** TASK **
Copy out each line in the material below that has the word "icon".

** DATASET CONTENT **
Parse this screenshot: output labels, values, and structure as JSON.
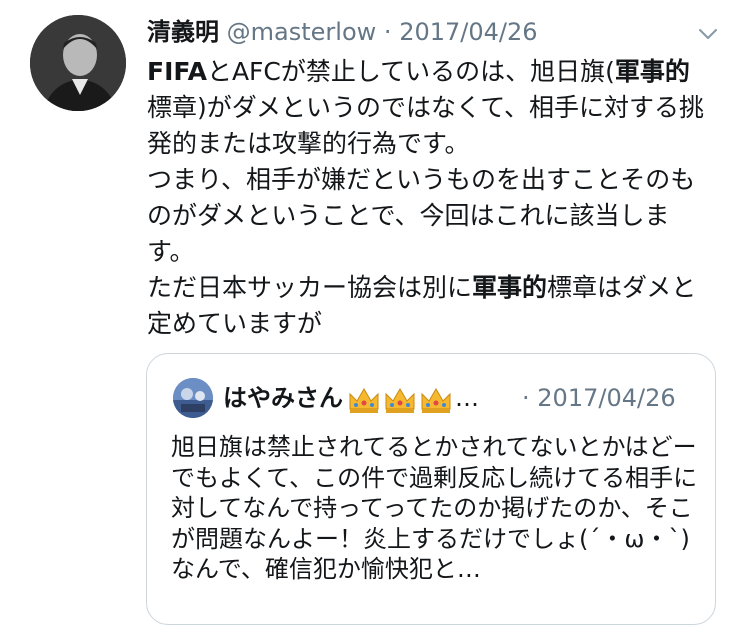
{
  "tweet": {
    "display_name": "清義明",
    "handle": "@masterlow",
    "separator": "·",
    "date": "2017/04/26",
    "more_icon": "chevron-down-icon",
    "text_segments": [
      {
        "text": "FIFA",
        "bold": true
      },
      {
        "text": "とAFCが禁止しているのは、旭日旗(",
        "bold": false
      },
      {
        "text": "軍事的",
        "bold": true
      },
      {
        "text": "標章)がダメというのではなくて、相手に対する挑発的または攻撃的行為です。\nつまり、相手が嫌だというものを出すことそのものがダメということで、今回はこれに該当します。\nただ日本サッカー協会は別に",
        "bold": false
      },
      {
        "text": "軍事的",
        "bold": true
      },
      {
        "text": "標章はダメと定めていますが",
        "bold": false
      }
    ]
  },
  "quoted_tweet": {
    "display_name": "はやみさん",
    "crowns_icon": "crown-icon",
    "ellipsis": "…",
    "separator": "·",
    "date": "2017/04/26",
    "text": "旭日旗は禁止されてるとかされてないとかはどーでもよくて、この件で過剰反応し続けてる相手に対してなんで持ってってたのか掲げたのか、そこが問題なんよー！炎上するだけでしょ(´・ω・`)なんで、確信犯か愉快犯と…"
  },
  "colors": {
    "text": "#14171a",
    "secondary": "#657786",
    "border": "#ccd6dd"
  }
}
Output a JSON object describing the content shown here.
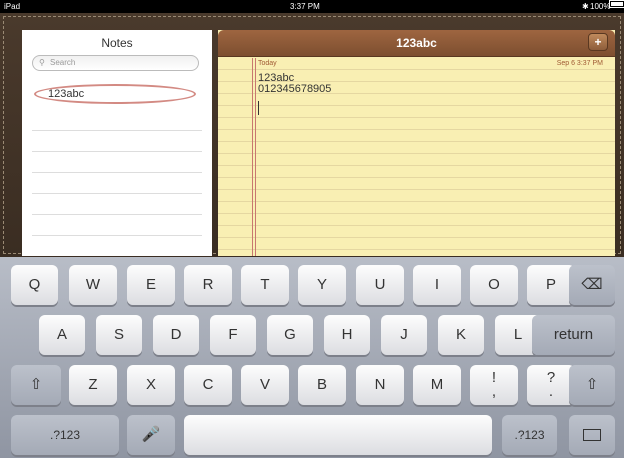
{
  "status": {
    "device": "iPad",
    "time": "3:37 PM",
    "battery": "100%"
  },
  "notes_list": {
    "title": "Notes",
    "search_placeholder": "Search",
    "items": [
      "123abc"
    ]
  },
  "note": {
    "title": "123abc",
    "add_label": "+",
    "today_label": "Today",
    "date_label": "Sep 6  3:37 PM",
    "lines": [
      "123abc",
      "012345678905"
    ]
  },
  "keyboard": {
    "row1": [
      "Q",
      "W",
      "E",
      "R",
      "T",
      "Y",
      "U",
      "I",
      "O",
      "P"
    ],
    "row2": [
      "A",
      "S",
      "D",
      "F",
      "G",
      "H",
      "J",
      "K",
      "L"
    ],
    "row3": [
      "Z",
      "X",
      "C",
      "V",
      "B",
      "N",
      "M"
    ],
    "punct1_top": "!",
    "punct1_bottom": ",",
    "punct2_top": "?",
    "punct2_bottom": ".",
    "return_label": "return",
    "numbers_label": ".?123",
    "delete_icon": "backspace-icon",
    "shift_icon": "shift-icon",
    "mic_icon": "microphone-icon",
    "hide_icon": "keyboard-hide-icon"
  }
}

** EXERCISE RESULT **
    "more_icon": "chevron-down-icon",
    "crowns_icon": "crown-icon",
    "delete_icon": "backspace-icon",
    "shift_icon": "shift-icon",
    "mic_icon": "microphone-icon",
    "hide_icon": "keyboard-hide-icon"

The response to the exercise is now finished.